▶ About this task:
Copy out each line of the data that holds the word "JSON".

(Record set)

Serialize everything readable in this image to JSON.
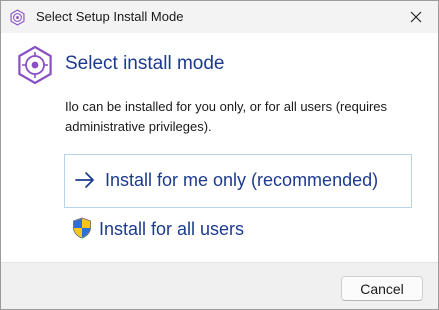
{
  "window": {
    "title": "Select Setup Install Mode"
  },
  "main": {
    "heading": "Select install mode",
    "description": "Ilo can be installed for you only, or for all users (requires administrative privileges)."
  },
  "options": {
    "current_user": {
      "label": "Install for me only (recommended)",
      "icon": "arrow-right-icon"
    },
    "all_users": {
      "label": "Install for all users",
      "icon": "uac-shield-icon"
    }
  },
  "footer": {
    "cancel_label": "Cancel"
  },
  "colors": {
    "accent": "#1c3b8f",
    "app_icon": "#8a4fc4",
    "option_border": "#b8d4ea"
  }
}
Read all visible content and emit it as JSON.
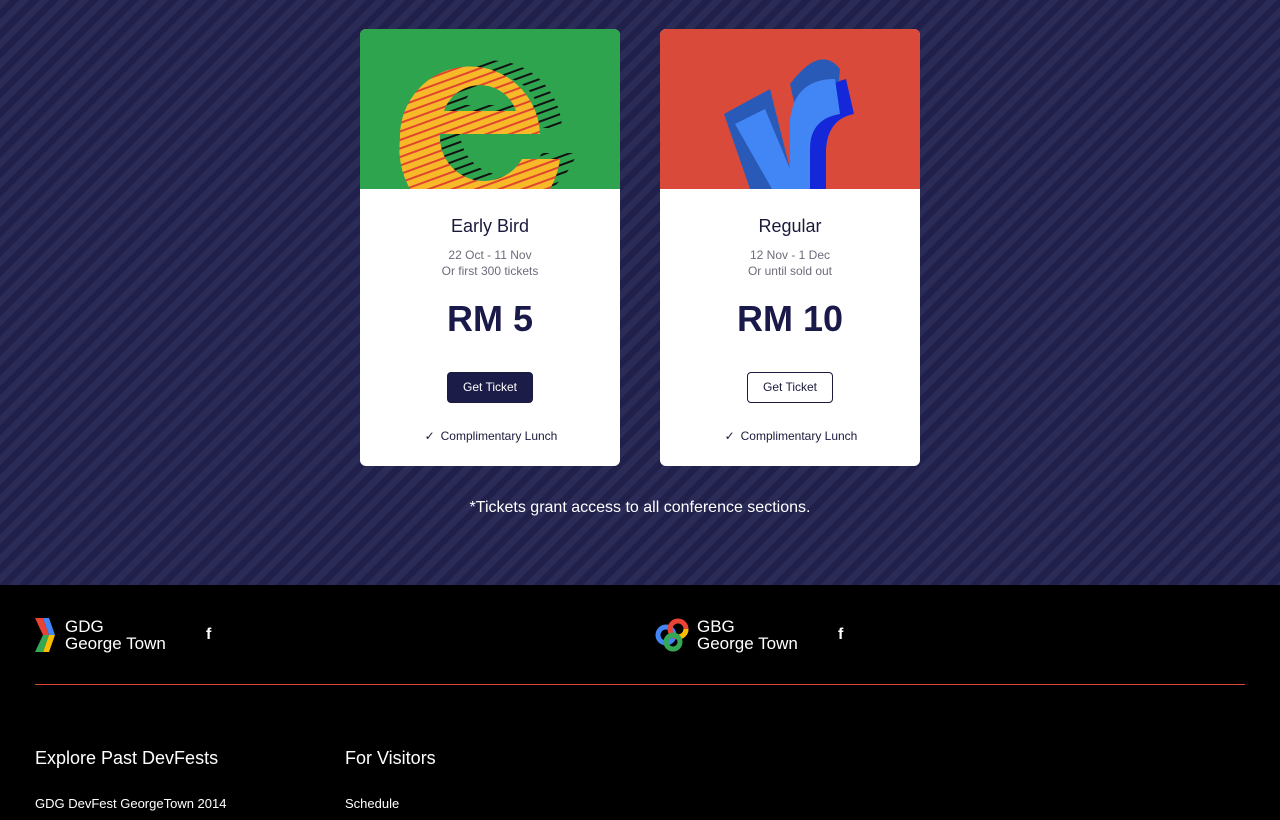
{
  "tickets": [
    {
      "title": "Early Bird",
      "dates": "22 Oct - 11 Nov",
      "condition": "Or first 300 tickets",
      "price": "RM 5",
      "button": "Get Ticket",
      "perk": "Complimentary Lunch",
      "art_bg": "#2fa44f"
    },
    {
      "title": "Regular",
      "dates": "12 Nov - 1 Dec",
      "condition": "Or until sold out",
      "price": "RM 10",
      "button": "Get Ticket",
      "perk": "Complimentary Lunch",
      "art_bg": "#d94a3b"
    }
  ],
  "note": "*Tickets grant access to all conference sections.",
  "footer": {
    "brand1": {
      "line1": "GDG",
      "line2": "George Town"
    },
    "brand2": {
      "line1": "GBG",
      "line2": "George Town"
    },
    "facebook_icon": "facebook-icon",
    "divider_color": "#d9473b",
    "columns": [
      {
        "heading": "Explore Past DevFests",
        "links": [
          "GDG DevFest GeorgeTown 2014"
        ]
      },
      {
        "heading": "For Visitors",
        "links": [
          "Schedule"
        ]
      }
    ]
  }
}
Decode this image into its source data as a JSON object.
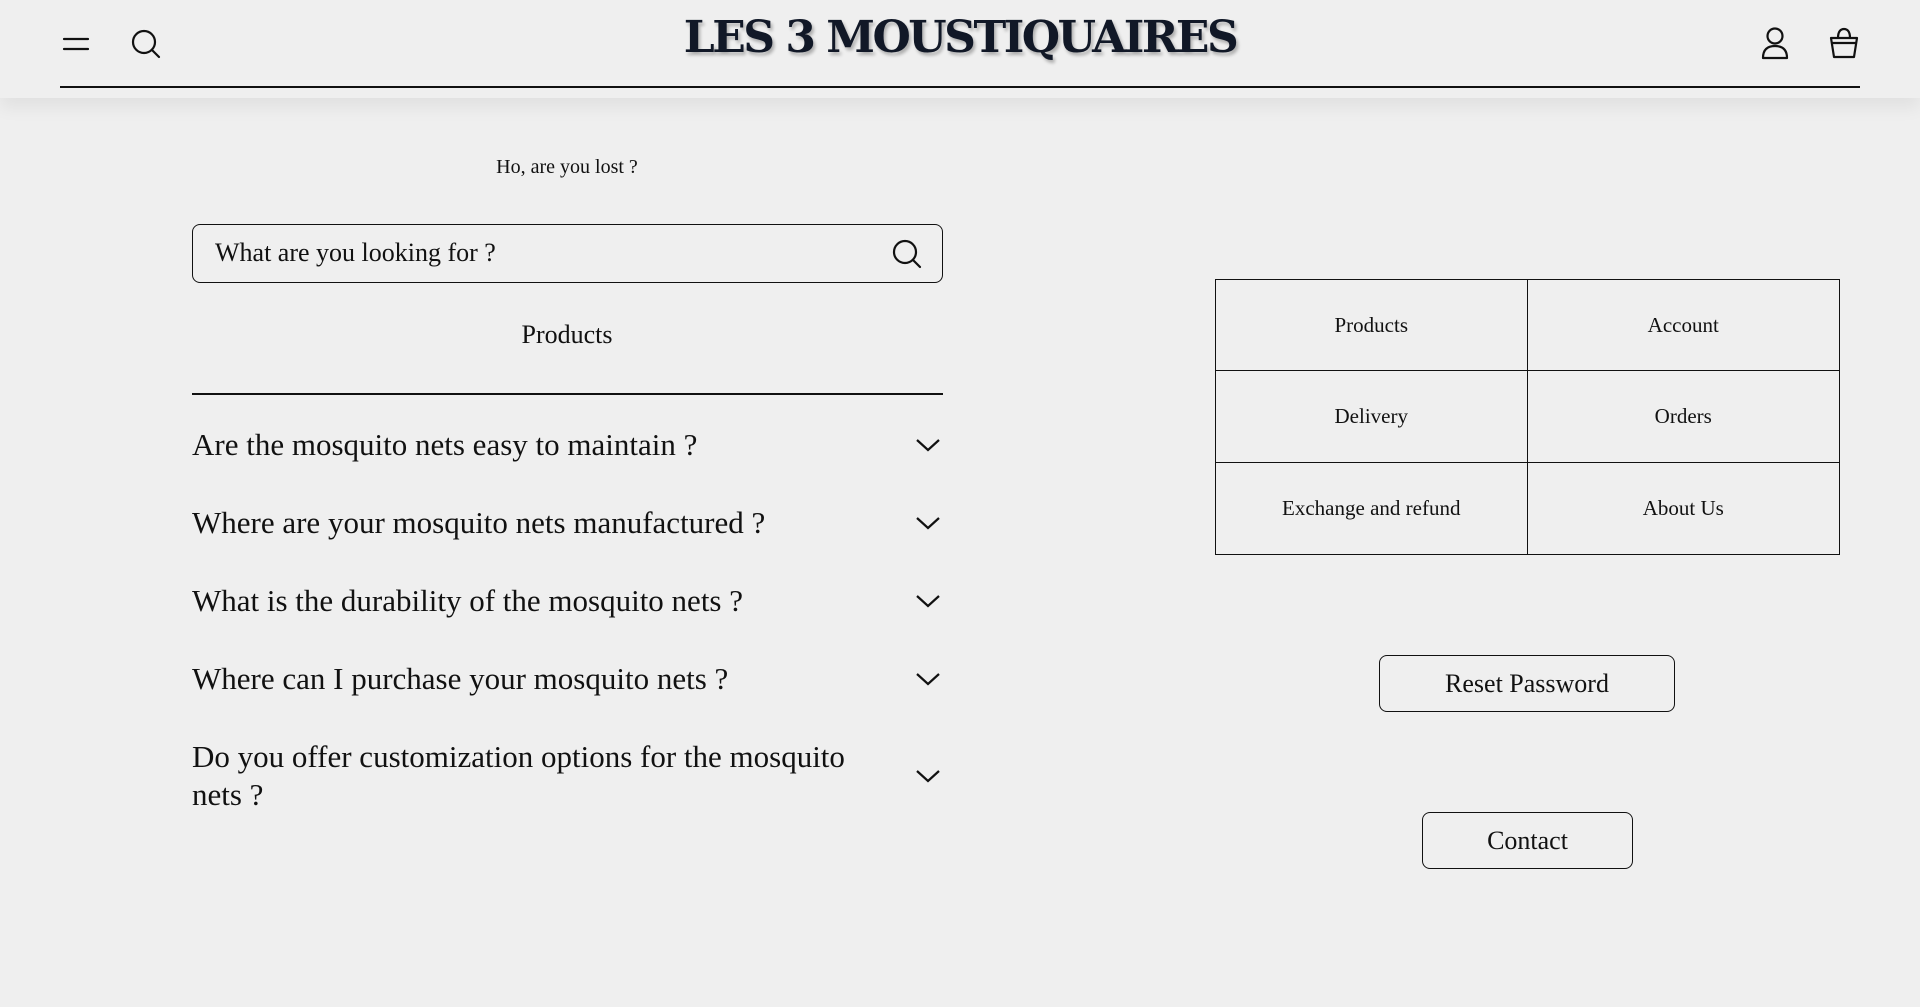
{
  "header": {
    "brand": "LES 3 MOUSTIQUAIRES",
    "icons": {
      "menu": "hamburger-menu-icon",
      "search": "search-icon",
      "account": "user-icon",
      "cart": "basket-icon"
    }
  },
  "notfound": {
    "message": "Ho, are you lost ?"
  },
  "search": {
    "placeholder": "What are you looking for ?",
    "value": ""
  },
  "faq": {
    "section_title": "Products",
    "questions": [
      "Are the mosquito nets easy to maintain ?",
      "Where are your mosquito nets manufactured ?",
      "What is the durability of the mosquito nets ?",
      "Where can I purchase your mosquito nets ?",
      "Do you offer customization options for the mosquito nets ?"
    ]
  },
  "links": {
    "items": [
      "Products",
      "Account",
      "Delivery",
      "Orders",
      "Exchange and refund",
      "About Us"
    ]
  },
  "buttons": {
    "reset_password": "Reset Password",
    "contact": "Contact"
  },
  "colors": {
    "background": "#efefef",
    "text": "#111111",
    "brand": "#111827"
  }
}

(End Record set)

▶ Solution for this task:
Serialize everything readable in this image to JSON.
Read all visible content and emit it as JSON.
Decode this image into its source data as a JSON object.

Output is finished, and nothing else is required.